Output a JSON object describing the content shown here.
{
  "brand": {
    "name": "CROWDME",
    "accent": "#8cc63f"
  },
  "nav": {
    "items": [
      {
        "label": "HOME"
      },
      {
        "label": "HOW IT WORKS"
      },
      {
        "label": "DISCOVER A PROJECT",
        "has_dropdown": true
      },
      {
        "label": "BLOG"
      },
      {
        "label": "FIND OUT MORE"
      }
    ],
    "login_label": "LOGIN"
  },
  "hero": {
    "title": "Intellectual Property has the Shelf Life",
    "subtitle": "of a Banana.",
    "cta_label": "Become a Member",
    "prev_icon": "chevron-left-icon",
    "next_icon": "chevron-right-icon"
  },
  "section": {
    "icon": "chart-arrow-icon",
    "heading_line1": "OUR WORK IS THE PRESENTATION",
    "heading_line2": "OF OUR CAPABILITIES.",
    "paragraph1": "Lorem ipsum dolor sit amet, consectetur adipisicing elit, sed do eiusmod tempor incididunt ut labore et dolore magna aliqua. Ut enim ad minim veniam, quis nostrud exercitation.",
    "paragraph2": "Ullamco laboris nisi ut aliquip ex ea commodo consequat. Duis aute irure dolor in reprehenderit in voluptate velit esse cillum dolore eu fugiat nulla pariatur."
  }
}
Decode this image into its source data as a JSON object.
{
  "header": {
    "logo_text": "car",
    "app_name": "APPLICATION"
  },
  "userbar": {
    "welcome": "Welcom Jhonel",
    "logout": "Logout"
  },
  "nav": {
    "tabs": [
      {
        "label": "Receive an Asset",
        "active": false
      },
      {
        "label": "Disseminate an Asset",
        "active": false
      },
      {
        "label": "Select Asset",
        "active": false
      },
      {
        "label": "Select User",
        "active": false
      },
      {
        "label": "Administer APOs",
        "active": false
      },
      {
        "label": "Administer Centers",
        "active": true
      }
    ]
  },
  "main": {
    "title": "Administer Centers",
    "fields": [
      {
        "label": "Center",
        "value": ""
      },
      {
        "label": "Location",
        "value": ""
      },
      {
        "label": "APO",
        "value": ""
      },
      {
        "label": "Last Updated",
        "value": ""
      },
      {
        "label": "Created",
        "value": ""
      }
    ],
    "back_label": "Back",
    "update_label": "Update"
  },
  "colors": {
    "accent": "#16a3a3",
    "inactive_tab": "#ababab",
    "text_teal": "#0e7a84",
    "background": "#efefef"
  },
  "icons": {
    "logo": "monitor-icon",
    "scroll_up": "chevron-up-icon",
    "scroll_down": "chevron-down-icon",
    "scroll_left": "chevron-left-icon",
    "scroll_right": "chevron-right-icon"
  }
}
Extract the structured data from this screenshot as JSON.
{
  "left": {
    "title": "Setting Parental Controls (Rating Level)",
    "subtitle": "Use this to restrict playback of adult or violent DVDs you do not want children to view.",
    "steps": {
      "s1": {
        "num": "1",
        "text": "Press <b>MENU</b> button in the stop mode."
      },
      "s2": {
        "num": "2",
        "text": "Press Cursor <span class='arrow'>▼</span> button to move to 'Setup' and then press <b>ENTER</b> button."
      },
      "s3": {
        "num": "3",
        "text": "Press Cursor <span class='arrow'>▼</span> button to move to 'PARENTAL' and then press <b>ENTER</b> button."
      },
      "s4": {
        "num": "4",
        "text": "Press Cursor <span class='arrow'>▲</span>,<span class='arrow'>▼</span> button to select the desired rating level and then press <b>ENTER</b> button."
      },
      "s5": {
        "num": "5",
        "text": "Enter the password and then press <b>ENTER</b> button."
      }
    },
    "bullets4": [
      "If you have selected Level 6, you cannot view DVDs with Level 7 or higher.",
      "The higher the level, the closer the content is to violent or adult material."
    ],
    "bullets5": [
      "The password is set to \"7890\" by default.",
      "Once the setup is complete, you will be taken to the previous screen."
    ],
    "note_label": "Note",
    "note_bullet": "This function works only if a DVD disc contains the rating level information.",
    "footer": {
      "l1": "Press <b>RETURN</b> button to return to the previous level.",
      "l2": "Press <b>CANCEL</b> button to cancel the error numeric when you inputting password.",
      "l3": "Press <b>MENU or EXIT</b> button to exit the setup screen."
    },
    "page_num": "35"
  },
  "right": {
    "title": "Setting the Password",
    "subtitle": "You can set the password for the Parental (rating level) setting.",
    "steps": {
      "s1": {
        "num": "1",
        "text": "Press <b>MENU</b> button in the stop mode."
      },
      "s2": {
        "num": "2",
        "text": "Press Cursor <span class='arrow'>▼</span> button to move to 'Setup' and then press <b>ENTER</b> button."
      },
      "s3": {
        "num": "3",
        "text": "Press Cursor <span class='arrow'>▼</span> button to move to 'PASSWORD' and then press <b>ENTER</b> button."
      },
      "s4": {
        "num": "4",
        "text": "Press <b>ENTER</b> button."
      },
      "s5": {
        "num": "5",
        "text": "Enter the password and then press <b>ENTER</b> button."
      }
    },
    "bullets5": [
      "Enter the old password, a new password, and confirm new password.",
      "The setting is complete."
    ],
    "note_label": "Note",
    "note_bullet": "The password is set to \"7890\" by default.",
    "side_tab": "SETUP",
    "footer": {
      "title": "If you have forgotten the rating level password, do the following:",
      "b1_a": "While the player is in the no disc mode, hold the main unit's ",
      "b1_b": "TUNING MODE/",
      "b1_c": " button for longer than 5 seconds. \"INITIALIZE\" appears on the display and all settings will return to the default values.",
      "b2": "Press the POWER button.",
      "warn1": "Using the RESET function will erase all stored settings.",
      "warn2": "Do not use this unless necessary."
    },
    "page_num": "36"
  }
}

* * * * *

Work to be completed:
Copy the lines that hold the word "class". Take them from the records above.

Result:
        "text": "Press Cursor <span class='arrow'>▼</span> button to move to 'Setup' and then press <b>ENTER</b> button."
        "text": "Press Cursor <span class='arrow'>▼</span> button to move to 'PARENTAL' and then press <b>ENTER</b> button."
        "text": "Press Cursor <span class='arrow'>▲</span>,<span class='arrow'>▼</span> button to select the desired rating level and then press <b>ENTER</b> button."
        "text": "Press Cursor <span class='arrow'>▼</span> button to move to 'Setup' and then press <b>ENTER</b> button."
        "text": "Press Cursor <span class='arrow'>▼</span> button to move to 'PASSWORD' and then press <b>ENTER</b> button."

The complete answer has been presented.